WHAT IS REQUIRED:
Where a line in the listing below contains the word "heading", copy that line.

RECORD EXCERPTS:

-----

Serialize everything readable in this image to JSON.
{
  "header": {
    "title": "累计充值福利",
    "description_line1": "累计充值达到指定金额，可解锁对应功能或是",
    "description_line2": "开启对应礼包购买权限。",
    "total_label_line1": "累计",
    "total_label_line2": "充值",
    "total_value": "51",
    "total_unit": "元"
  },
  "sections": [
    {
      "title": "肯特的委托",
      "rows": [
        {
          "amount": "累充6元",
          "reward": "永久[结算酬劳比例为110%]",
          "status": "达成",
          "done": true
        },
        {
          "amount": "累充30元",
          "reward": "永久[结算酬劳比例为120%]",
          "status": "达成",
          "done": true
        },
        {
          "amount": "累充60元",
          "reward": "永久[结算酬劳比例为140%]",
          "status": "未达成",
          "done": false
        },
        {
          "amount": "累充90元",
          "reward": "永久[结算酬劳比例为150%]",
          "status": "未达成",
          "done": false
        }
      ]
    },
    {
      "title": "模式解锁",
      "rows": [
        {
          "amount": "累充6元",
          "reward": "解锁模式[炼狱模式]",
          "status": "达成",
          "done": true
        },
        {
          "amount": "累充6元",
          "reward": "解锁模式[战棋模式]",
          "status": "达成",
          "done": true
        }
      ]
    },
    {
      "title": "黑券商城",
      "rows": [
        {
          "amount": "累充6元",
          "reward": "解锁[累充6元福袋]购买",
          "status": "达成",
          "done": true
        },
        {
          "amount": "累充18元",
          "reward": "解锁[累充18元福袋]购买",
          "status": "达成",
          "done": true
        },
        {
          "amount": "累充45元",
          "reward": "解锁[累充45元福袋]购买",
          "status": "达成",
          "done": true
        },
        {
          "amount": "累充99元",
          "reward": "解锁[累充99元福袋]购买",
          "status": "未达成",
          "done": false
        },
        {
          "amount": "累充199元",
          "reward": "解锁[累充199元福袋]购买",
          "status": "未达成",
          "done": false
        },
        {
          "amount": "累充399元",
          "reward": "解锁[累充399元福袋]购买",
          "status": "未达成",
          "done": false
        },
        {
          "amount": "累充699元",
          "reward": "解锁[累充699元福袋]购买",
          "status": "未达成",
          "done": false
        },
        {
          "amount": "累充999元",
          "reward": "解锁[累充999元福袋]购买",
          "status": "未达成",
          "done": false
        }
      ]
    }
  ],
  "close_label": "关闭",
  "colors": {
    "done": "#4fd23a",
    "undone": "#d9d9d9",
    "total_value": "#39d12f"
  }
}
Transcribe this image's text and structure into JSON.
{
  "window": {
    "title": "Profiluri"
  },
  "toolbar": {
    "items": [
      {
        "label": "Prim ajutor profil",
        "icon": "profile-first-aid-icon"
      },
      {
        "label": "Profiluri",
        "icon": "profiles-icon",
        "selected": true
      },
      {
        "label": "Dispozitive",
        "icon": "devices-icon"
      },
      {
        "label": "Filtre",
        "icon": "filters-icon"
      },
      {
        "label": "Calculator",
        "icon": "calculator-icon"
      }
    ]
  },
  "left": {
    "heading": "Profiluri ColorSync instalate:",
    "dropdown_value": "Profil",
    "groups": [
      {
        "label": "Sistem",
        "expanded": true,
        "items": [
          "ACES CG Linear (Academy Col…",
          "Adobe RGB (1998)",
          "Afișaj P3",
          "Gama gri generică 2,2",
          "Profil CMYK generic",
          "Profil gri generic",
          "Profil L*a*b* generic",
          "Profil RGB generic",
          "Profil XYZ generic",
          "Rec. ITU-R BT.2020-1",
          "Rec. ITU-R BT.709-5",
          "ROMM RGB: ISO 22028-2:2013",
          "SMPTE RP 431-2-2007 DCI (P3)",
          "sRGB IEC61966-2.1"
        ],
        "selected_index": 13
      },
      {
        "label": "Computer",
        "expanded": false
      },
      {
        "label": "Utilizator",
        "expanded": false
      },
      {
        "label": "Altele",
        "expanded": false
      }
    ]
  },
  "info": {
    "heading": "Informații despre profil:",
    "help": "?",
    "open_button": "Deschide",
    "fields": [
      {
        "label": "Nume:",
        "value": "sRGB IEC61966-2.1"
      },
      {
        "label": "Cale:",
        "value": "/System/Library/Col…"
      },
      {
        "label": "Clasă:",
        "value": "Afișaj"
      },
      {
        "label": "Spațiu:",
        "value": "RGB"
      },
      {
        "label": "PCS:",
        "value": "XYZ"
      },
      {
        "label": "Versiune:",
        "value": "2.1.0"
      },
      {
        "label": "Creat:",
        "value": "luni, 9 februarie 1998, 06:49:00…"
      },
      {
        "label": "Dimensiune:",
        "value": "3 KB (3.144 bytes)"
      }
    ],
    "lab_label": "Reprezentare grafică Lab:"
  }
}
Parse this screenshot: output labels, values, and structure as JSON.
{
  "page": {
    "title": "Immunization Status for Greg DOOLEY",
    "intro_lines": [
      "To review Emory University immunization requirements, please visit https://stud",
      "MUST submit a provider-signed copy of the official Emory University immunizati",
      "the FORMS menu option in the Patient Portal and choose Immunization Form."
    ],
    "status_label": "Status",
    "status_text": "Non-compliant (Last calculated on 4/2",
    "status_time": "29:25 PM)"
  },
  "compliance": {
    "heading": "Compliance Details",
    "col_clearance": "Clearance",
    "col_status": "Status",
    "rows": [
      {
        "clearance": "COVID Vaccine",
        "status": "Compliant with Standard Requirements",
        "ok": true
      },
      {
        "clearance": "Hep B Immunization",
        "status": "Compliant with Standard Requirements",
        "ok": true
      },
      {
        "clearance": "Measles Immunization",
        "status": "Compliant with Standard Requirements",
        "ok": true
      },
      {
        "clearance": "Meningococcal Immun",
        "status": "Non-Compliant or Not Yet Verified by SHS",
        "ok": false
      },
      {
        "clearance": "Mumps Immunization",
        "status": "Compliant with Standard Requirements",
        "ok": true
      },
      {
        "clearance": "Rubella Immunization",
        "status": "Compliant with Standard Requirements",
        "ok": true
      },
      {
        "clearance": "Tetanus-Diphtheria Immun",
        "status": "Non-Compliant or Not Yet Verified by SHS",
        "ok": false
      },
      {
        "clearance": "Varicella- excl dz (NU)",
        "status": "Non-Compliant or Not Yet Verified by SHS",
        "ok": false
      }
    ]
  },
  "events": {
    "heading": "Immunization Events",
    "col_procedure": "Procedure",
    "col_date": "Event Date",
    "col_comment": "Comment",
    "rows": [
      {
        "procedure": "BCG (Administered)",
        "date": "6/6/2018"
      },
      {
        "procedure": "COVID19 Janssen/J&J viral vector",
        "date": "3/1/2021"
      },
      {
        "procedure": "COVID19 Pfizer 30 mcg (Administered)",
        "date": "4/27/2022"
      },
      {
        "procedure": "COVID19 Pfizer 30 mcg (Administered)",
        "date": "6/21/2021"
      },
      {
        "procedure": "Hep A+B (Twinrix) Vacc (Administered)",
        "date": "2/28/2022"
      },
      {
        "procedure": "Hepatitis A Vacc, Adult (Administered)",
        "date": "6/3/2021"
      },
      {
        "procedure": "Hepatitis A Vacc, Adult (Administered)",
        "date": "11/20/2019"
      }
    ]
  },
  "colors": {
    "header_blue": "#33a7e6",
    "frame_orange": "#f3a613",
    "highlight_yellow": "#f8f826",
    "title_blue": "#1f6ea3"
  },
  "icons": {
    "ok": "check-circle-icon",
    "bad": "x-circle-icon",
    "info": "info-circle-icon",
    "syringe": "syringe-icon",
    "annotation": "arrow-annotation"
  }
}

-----

SOLUTION FOR THIS TASK:
    "heading": "Profiluri ColorSync instalate:",
    "heading": "Informații despre profil:",
    "heading": "Compliance Details",
    "heading": "Immunization Events",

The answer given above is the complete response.